Excerpts from an interface dataset =
▬▬▬

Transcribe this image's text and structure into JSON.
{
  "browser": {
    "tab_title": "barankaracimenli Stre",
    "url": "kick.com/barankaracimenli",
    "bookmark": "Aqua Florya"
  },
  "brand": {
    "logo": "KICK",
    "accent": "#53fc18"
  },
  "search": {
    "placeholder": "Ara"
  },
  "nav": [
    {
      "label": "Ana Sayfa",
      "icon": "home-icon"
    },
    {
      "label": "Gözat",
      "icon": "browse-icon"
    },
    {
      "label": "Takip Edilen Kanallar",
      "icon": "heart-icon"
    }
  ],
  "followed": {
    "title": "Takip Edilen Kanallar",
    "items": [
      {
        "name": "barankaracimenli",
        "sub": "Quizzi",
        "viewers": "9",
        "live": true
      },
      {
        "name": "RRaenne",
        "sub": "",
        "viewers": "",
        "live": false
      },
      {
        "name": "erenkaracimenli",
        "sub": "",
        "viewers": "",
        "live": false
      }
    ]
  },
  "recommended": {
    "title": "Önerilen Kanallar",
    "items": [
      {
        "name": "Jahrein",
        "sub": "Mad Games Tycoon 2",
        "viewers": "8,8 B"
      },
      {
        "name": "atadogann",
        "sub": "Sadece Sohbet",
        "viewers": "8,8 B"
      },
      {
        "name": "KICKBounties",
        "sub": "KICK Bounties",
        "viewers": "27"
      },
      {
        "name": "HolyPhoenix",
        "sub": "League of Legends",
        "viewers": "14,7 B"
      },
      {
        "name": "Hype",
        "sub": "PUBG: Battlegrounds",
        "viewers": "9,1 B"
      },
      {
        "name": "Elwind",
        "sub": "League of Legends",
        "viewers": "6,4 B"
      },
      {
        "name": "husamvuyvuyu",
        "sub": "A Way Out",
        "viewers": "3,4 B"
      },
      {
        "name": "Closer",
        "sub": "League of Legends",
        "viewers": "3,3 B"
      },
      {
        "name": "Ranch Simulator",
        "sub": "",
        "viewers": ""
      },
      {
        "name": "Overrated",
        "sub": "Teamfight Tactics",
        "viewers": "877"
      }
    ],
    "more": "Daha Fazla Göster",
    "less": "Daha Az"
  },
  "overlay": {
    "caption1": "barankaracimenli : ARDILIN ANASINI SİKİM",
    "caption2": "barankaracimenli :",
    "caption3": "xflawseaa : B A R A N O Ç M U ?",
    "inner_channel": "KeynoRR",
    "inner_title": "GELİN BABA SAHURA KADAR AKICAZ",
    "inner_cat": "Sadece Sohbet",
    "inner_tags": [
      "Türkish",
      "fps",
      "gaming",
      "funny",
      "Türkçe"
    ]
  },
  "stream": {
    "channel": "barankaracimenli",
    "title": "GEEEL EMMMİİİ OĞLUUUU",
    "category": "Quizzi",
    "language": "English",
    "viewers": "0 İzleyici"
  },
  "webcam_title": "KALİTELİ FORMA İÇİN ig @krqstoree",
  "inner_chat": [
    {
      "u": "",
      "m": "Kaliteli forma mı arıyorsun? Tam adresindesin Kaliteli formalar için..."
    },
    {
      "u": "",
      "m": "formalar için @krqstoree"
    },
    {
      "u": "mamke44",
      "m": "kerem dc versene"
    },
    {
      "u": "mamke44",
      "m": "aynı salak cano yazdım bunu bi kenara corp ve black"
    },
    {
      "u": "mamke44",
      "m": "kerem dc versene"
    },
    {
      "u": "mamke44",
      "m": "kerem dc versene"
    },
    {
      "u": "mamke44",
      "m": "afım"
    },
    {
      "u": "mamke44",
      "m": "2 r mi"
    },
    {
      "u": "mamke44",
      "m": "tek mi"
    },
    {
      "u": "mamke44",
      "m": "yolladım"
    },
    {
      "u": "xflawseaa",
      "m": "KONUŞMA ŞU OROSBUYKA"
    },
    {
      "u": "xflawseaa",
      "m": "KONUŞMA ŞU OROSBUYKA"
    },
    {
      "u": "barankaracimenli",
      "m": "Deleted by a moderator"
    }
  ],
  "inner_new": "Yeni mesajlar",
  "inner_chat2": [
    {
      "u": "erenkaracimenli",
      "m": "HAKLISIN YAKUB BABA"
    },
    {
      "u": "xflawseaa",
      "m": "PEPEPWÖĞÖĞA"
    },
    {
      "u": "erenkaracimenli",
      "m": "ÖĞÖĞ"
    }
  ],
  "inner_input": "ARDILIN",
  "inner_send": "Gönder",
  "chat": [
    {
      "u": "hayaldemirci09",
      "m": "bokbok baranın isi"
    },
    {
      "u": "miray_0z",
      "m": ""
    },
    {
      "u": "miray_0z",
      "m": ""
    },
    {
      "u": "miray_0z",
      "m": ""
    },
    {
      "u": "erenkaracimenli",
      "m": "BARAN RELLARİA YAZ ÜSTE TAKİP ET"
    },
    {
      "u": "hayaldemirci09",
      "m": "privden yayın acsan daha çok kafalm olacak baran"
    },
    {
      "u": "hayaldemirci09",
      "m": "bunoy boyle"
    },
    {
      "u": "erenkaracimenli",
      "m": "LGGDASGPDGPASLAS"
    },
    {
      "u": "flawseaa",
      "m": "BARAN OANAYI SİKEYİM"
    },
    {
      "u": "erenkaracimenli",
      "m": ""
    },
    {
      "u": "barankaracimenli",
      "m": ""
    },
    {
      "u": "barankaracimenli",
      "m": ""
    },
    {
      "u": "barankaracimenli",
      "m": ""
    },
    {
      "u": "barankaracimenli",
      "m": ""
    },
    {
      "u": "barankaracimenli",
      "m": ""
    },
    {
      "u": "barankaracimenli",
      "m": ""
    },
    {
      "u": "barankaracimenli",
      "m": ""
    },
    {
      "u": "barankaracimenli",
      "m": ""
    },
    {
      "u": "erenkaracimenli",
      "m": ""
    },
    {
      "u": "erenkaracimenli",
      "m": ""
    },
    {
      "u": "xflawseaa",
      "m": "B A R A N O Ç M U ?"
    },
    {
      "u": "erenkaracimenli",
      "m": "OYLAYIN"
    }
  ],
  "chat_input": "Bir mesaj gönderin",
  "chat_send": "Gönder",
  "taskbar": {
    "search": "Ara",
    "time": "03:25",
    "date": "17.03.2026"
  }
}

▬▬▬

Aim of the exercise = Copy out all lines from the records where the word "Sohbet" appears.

Solution =
        "sub": "Sadece Sohbet",
    "inner_cat": "Sadece Sohbet",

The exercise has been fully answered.